The first thing to note is that the louvres tilted ‘upwards’ is considered the closed position. When shutters have a tilt rod, you can see the closed position by the nodules cut into the panel at the top, where the tilt rod is supposed to sit when closed. Some shutters will also come with a nodule at the bottom for the tilt rod to sit when closed, but most of the time only the closed position is given. Shutters are most effective at blocking out light in this position as they will fit together with an gentle click and redirect any remaining light from outside towards the ceiling, rather than into your room.
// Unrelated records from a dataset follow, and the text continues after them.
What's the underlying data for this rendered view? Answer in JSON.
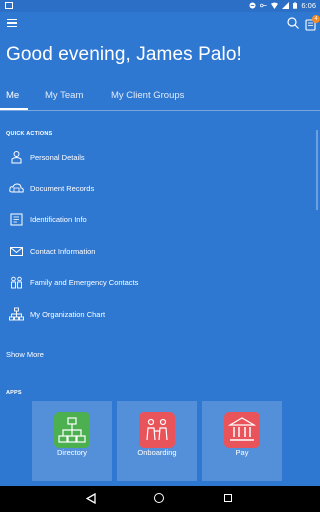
{
  "status_bar": {
    "time": "6:06"
  },
  "greeting": "Good evening, James Palo!",
  "tabs": [
    {
      "label": "Me"
    },
    {
      "label": "My Team"
    },
    {
      "label": "My Client Groups"
    }
  ],
  "notifications": {
    "count": "4"
  },
  "quick_actions": {
    "title": "QUICK ACTIONS",
    "items": [
      {
        "label": "Personal Details",
        "icon": "person-icon"
      },
      {
        "label": "Document Records",
        "icon": "cloud-documents-icon"
      },
      {
        "label": "Identification Info",
        "icon": "id-card-icon"
      },
      {
        "label": "Contact Information",
        "icon": "envelope-icon"
      },
      {
        "label": "Family and Emergency Contacts",
        "icon": "family-icon"
      },
      {
        "label": "My Organization Chart",
        "icon": "org-chart-icon"
      }
    ],
    "show_more": "Show More"
  },
  "apps": {
    "title": "APPS",
    "items": [
      {
        "label": "Directory",
        "icon": "directory-icon",
        "color": "#4caf50"
      },
      {
        "label": "Onboarding",
        "icon": "onboarding-icon",
        "color": "#e8545a"
      },
      {
        "label": "Pay",
        "icon": "bank-icon",
        "color": "#e8545a"
      }
    ]
  },
  "colors": {
    "background": "#2f78d2",
    "status_bar": "#2b6fc6",
    "badge": "#f28c28"
  }
}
In the above picture the slats are tilted downwards – a position that would usually be considered open. This positioning directs sunlight into the room rather than towards the ceiling and is better for bringing light into the room. In this open position you’ll find the louvres don’t sit tightly against each other; blocking out less light during the day and night. Tilting the shutters all the way down is a good position to leave your shutters in if you’d prefer not to adjust them with the light. This will bring light into the room at all times, but mitigate the effects of the glaring midday sun.
On the other hand, with the louvres tilting up, anyone looking into the home would only see the slats. This reflects light into the top of the room but does provide more privacy. Leaving your shutters in this half closed position will provide more privacy for overlooked rooms and, we find, makes the room warmer. This is because warm air rising in the room is less likely to become trapped behind the shutters and more likely to circulate through the room. For the best of both worlds, tier on tier shutters are fantastic as they allow you to close the bottom shutters for privacy and keep the top shutters open for light.
Unfortunately the trade off between light and privacy is something that you have to balance for yourself. But if you want to maximise the light coming into the room without opening the louvres completely, tilt the shutters downwards to bring as much light into the room as possible. You may even find that directing the light in this way, especially with white shutters, brings more light into the room than before.